Boston Mayor Marty Walsh, left, and Emergency Shelter Commission director Jim Greene, right, speak to a recently housed young woman.
On Wednesday night, Boston Mayor Marty Walsh led the annual homeless census, joining hundreds of volunteers who combed through the city to tally the homeless population. It was his fifth point-in-time count as the mayor, and while last year’s census reported a five percent decrease in overall homelessness in Boston, the night reminds Walsh there’s still work ahead.
“We’ve made some progress by housing 1,300 plus people but tonight we’re going to meet people that aren’t housed,” said Walsh, referring to the housing efforts of his Boston’s Way Home initiative. “I think that’s the importance of this, it’s a reminder that regardless of what we do, no matter how many people we house, we always have more work to do.”

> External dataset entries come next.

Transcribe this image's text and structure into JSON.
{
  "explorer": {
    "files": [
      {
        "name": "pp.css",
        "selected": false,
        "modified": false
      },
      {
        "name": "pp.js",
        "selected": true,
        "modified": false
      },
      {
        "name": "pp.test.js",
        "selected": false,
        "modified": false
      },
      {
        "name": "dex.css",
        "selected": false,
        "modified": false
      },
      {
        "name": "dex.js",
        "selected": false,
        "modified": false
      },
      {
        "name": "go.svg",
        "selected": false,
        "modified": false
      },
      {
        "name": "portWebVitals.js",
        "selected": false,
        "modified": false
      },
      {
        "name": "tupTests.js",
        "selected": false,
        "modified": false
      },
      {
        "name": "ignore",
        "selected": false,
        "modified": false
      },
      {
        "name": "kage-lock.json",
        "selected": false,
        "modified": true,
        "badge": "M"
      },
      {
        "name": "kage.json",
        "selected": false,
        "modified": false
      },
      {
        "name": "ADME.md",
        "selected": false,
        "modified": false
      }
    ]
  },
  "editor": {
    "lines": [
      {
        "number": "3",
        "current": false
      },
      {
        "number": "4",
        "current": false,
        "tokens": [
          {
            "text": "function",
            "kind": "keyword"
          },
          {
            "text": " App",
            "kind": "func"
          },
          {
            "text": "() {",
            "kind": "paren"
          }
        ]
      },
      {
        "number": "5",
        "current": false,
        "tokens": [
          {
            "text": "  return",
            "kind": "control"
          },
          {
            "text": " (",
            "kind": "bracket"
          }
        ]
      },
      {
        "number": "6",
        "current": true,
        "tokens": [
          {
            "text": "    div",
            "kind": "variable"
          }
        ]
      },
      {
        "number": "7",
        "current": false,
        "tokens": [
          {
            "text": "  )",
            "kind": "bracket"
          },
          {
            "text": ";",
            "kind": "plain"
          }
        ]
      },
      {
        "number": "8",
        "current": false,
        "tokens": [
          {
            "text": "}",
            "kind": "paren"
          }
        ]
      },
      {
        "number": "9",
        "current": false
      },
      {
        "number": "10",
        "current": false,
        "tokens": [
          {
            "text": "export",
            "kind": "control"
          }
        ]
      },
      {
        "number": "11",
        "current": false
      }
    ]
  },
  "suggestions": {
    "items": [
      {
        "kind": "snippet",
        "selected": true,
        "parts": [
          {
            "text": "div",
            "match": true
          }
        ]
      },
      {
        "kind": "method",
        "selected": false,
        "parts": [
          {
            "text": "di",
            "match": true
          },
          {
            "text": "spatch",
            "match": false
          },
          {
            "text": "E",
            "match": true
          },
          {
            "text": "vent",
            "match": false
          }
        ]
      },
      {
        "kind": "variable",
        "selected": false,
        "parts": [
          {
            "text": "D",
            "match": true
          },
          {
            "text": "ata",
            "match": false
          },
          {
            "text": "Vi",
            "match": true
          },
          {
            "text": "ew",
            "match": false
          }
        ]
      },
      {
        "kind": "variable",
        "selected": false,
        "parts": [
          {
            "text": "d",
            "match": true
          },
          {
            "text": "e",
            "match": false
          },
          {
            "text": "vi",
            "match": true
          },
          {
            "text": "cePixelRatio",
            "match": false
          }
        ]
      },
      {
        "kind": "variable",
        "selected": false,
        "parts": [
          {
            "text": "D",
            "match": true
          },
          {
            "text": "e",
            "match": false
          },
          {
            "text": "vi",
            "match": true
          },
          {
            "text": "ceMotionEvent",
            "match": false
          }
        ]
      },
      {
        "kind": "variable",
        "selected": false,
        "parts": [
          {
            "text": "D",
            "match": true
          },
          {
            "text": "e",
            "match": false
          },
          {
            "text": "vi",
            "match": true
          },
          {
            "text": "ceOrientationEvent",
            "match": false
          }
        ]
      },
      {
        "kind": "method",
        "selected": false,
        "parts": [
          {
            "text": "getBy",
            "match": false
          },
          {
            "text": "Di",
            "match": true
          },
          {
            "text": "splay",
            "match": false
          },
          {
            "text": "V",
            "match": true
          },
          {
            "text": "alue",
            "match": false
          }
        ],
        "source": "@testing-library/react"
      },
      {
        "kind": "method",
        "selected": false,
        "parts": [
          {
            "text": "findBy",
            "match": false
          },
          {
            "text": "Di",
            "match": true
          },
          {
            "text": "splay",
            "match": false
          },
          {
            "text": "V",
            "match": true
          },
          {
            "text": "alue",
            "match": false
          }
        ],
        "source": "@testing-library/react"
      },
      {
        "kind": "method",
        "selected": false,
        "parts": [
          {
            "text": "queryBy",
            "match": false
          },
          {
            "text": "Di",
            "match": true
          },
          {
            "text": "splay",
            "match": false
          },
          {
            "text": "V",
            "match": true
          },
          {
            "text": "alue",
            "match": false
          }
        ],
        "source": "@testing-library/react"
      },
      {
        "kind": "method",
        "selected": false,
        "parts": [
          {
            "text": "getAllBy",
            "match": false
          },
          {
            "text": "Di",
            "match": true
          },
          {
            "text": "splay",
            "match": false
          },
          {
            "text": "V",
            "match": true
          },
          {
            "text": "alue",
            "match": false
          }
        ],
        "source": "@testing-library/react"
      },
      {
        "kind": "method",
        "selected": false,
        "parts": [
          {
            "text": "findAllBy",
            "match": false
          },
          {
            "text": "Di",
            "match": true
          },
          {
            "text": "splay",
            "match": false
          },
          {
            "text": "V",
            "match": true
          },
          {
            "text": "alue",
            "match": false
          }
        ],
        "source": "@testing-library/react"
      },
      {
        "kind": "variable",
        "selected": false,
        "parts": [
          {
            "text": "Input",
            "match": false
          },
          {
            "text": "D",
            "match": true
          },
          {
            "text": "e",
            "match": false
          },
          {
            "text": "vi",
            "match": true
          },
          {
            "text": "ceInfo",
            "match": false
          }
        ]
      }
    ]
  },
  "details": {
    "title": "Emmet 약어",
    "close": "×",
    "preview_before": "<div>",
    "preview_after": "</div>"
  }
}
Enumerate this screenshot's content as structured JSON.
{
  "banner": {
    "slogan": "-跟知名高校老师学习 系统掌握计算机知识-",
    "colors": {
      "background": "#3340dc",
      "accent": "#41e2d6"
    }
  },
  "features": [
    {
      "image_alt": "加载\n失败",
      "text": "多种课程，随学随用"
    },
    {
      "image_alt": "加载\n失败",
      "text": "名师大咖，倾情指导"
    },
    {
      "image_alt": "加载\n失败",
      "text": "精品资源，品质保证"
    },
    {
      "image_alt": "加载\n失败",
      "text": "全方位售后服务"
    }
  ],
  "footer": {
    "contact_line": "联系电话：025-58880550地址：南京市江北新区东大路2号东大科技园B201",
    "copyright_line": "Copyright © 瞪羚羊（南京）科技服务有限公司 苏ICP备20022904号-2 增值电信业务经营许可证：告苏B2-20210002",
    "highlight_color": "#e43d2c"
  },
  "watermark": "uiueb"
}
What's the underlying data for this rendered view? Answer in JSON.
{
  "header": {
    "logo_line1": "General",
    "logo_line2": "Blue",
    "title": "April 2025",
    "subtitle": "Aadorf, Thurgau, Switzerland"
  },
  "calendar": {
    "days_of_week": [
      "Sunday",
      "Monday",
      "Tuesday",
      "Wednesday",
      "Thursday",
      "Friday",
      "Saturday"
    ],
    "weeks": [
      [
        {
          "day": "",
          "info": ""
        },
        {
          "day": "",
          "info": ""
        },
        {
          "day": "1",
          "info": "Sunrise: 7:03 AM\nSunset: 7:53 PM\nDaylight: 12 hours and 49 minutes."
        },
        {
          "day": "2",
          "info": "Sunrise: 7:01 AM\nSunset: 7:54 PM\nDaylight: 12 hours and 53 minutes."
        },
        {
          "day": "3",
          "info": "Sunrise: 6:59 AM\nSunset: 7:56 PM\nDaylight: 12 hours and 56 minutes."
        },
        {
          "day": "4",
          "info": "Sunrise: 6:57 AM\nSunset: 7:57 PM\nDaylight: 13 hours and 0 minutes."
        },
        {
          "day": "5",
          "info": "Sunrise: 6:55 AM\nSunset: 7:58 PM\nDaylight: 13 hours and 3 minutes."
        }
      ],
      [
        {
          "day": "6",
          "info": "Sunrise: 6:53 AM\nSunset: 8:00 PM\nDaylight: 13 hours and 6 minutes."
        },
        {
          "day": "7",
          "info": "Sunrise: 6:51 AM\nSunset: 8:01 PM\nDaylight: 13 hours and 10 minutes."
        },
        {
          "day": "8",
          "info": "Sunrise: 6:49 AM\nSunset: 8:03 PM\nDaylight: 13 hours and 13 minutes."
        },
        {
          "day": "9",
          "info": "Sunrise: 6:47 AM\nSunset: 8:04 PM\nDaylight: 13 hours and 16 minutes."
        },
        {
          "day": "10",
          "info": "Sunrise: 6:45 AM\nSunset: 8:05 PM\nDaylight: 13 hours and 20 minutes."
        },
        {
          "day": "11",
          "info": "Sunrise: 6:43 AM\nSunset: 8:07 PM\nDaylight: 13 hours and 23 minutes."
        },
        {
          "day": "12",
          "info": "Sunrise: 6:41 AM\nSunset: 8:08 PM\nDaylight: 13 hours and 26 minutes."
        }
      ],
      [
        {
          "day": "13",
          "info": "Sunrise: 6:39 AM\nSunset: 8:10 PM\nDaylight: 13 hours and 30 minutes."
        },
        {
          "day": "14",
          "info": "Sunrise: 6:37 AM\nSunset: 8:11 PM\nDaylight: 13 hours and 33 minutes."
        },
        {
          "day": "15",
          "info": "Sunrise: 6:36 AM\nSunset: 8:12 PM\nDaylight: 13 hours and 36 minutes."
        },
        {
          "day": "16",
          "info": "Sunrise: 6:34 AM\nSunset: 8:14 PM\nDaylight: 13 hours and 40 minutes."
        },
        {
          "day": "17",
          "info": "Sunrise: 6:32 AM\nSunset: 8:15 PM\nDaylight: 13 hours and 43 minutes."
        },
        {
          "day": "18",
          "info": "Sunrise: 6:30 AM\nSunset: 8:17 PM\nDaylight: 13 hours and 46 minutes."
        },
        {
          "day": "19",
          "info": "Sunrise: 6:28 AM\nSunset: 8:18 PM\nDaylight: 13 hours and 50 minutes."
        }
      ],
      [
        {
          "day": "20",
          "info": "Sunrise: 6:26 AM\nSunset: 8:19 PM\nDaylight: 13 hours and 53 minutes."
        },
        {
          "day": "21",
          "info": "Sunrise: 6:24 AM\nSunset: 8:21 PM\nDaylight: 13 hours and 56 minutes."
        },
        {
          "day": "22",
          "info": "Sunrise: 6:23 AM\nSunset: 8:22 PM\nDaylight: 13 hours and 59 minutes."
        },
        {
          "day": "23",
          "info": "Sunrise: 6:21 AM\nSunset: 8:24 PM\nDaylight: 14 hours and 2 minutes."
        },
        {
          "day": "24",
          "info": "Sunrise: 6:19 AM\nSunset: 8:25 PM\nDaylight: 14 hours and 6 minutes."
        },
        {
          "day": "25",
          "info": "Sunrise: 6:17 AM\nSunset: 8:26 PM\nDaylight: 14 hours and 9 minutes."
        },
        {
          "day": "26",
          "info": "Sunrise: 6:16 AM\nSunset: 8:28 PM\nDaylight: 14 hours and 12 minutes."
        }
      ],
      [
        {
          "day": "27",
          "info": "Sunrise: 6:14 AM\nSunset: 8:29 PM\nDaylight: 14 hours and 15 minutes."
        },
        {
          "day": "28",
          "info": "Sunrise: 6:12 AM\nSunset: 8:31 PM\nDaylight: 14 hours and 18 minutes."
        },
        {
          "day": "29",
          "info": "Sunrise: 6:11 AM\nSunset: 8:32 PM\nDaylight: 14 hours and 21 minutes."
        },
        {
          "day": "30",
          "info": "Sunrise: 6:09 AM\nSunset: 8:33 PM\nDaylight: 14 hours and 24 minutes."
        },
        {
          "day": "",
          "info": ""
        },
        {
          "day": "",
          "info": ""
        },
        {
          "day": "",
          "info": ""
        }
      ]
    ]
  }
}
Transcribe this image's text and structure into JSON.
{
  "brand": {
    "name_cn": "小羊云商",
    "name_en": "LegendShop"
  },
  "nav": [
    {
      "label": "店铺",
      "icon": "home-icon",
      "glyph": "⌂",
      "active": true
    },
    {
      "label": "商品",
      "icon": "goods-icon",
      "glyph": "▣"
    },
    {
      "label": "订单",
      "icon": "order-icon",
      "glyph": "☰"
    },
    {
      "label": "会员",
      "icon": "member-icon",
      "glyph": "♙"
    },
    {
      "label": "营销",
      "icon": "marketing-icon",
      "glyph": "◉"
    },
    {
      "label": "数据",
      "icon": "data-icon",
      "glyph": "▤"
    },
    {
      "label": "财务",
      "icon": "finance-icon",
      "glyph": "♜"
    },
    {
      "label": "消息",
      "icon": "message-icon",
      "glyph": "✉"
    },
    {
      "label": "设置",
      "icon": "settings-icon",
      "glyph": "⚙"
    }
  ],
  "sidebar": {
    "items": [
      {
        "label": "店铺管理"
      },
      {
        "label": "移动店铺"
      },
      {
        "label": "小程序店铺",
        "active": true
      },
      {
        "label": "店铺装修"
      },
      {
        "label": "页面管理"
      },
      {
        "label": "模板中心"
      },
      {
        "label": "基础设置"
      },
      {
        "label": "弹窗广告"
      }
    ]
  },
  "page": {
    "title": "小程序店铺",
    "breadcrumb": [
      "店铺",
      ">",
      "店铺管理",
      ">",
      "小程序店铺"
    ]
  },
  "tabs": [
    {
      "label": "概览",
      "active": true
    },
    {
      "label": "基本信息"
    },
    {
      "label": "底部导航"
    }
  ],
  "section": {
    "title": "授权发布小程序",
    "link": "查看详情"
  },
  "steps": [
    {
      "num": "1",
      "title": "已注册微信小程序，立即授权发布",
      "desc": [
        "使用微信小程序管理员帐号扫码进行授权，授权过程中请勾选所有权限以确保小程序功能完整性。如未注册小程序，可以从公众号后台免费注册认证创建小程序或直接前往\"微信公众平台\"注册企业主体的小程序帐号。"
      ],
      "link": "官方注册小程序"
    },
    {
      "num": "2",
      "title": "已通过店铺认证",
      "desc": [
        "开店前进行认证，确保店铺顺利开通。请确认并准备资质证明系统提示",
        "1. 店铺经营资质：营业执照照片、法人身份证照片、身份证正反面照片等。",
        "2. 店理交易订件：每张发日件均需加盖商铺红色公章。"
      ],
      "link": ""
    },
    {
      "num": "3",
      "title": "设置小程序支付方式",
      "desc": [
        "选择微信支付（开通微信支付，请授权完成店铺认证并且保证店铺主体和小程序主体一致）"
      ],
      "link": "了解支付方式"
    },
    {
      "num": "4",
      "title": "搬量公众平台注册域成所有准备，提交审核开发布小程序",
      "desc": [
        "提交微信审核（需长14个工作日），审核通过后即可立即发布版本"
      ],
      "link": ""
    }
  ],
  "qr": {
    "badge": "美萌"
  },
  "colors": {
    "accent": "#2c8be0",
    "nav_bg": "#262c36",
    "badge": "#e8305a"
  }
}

Boston’s Way Home is the city’s push to end veteran homelessness and chronic individual homelessness within the city by 2018. In 2016, the city announced it ended chronic veteran homelessness. Specifically, it achieved a functional zero that meant more veterans were receiving or preparing to receive housing than entering the shelter system.) The program housed over 850 vets and, as of October 2017, over 400 chronically homeless individuals. Last year’s census numbers also reported a six percent drop in single adult homelessness.
However, that census still reported over 2,000 people in shelters and in the street. However, it’s unclear how many fit the description of “chronically homeless,” which HUD defines as a person with “a disabling condition” who experiences homelessness continuously or frequently for more than a year.
Walsh believes ending chronic homelessness in 2018 is still possible, but added, “It’s a tough goal.” He said that a lot would depend on housing placements, and incentivizing landlords to house the homeless. (Boston launched one such effort, the landlord guarantee program, back in October 2017.) Walsh also pointed to the city’s new database tracking the clients of homelessness services as a helpful tool in preventing chronic homelessness.
As dozens of groups fanned across the city, Walsh and his group of volunteers made their way from city hall to downtown. While there didn’t seem to be as many people on the streets as past years, the group met a handful of homeless folks. The mayor traded stories of recovery with a couple of older men, shook hands with a young man in a 7/11, and spoke to women huddled in doorways. Emergency Shelter Commission director Jim Greene was nearby, ready to call in a van to escort them to a shelter if needed. Other volunteers held green canvas bags filled with blankets, hats, and toiletries.
Outside the Primark on Washington Street, Walsh spoke to a woman he recognized from last year’s count named Jeannette Tetreault . Tetreault, 29, had met the mayor twice before during point-in-time counts. But this evening, she announced she had found housing. After living in the streets for five years, she stayed at Pine Street in for nine months and got into single-room occupancy housing. It wasn’t easy for her.
“I’m used to being completely by myself and not being around other people… it was a little bit difficult,” said Tetreault. Strangers and curfews were tough—but she needed to endure it to get housing. She was happy to tell the mayor the good news. “It’s nice to say thank you,” she said.
The news also encouraged Greene, who later told Spare Change News that housing is critical to combating homelessness.
“We need more housing,” said Greene. “That’s the core issue for ending homelessness.” He also called for more supportive housing, which provides help to those he dealing with health concerns or recovering from addiction. “Anyone who walked with Mayor Walsh tonight also saw people with mental health needs, substance abuse issues… so I think the supportive housing that links the services and treatment people need with a roof over their heads, that is what’s working.”